### Required action
All of the records should be given again exactly as they appear.

==== Data shown ====

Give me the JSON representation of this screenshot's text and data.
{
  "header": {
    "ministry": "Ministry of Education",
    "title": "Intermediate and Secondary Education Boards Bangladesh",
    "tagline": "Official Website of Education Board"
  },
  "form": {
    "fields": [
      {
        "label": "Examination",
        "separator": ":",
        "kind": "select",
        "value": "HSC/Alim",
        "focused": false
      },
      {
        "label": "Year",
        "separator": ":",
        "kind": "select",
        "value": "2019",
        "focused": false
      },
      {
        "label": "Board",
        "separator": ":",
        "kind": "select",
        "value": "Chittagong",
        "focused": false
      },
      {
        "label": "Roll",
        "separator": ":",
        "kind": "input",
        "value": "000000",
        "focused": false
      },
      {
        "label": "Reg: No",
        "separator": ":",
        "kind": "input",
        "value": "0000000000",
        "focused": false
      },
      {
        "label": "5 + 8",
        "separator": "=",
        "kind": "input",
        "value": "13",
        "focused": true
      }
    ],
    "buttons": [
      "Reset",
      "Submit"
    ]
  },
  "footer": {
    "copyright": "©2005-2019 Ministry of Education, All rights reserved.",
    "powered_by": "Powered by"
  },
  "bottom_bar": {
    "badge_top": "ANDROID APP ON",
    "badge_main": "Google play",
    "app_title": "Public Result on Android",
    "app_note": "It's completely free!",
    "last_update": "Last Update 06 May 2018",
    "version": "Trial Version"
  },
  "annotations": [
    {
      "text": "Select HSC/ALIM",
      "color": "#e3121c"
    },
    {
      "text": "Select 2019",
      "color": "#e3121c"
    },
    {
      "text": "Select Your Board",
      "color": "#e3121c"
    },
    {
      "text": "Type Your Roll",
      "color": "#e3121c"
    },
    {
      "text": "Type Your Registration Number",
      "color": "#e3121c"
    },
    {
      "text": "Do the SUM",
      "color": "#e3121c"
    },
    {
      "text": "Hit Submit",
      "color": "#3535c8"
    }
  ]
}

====

### The completed task
Give me the JSON representation of this screenshot's text and data.
{
  "header": {
    "ministry": "Ministry of Education",
    "title": "Intermediate and Secondary Education Boards Bangladesh",
    "tagline": "Official Website of Education Board"
  },
  "form": {
    "fields": [
      {
        "label": "Examination",
        "separator": ":",
        "kind": "select",
        "value": "HSC/Alim",
        "focused": false
      },
      {
        "label": "Year",
        "separator": ":",
        "kind": "select",
        "value": "2019",
        "focused": false
      },
      {
        "label": "Board",
        "separator": ":",
        "kind": "select",
        "value": "Chittagong",
        "focused": false
      },
      {
        "label": "Roll",
        "separator": ":",
        "kind": "input",
        "value": "000000",
        "focused": false
      },
      {
        "label": "Reg: No",
        "separator": ":",
        "kind": "input",
        "value": "0000000000",
        "focused": false
      },
      {
        "label": "5 + 8",
        "separator": "=",
        "kind": "input",
        "value": "13",
        "focused": true
      }
    ],
    "buttons": [
      "Reset",
      "Submit"
    ]
  },
  "footer": {
    "copyright": "©2005-2019 Ministry of Education, All rights reserved.",
    "powered_by": "Powered by"
  },
  "bottom_bar": {
    "badge_top": "ANDROID APP ON",
    "badge_main": "Google play",
    "app_title": "Public Result on Android",
    "app_note": "It's completely free!",
    "last_update": "Last Update 06 May 2018",
    "version": "Trial Version"
  },
  "annotations": [
    {
      "text": "Select HSC/ALIM",
      "color": "#e3121c"
    },
    {
      "text": "Select 2019",
      "color": "#e3121c"
    },
    {
      "text": "Select Your Board",
      "color": "#e3121c"
    },
    {
      "text": "Type Your Roll",
      "color": "#e3121c"
    },
    {
      "text": "Type Your Registration Number",
      "color": "#e3121c"
    },
    {
      "text": "Do the SUM",
      "color": "#e3121c"
    },
    {
      "text": "Hit Submit",
      "color": "#3535c8"
    }
  ]
}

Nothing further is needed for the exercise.